Here are some of the photographs from the Cuse Culture Magazine launch party, which was held at the Nikao Events Company.
Archive for the ‘Media’ Category
We read a post by CEO Gwen Webber McCleod recently that said African American women are starting businesses at a rate six times the national average, and employing almost 1.4 million people. Last week, WAER’s Mark Bialczak profiled journalists Victoria Coit and Vanessa Campbell and their efforts to launch a magazine here in Syracuse called CuseCulture.
They are planning a kick-off event June 25.
Special thanks to journalist/social media expert Sherri Williams for her comprehensive coverage of “The General Body” and “Stand with Baltimore” movements. Her work (in various forms), as it relates to the #Black Lives Matter Movement, is deserving of an award from the Syracuse Press Club.
We’ve seen him speak to community groups and interview celebrities, but deep down we think Sean Kirst is a griot, a storyteller. As a columnist/writer Kirst is a great mix of Gay Talese, Bob Greene and Pete Hamill, but at tonight’s TEDx event, he would have given six-figure keynote speakers such as Malcolm Gladwell a run for the money. In 20 minutes Kirst told what we think is possibly the most memorable tale (minus scandal) we’ve heard pertaining to this region.
Do yourself a favor, when they post the video, make sure to check out “At the Lighthouse…”
Here are some of the photos from Taraji P. Henson’s visit to Syracuse University. She talked about her work in films and television, particularly the success of her new show Empire and the fortitude it takes to pursue a career in show business. She said she’s had the most fun in her career so far on the film Talk to Me (the Petey Greene biopic). Henson will host Saturday Night Live April 11.

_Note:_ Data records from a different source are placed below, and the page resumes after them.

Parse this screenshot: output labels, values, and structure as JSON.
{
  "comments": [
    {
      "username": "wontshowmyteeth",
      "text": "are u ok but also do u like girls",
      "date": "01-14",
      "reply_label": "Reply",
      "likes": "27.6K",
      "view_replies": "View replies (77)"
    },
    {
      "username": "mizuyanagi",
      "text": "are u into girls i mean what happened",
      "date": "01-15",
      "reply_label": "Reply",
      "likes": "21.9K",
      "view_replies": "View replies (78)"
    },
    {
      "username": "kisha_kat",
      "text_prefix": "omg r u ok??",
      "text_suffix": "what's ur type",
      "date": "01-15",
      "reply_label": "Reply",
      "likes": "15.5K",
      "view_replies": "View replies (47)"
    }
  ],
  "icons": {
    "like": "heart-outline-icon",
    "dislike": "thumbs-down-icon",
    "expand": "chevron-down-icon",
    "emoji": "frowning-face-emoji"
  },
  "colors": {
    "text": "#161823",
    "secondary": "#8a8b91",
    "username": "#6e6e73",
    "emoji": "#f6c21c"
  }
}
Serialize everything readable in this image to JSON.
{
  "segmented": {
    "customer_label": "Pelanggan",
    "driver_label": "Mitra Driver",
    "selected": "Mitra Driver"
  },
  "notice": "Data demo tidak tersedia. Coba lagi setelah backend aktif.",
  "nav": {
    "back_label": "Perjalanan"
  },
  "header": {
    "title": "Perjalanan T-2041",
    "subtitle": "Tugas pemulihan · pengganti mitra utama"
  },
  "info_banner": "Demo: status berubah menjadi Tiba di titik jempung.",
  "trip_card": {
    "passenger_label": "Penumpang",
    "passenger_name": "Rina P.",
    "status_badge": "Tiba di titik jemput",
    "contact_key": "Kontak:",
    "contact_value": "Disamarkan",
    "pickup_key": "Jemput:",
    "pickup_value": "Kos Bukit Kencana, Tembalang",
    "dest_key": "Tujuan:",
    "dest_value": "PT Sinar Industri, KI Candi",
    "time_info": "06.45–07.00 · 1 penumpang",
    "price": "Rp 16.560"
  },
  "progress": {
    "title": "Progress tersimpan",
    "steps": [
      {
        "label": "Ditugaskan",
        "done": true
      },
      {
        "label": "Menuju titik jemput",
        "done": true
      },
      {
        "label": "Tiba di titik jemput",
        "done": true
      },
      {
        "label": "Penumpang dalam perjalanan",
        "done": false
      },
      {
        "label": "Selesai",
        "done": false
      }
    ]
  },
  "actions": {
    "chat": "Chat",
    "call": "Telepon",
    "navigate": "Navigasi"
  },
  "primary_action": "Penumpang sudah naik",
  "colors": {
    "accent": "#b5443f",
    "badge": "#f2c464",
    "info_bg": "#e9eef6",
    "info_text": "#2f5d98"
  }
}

Here’s a great interview George Kilpatrick did with John Kellogg, Esq. about the complexities of the “Blurred Lines” v. The Estate of Marvin Gaye decision.
Syracuse is extremely fertile ground for poets, writers and story-tellers. Here is a sound clip from a reading done by Jackie Warren-Moore (who we call our poet laureate) during the Apartheid & Identity event in Downtown Syracuse last week. Her tale illustrates that activism by women and social justice also run deep in our roots.
To find out how this story from her childhood ends, check her out during a public reading, or purchase a copy of her work.
Warren-Moore gave the reading along with Georgia Popoff and Vanessa Johnson.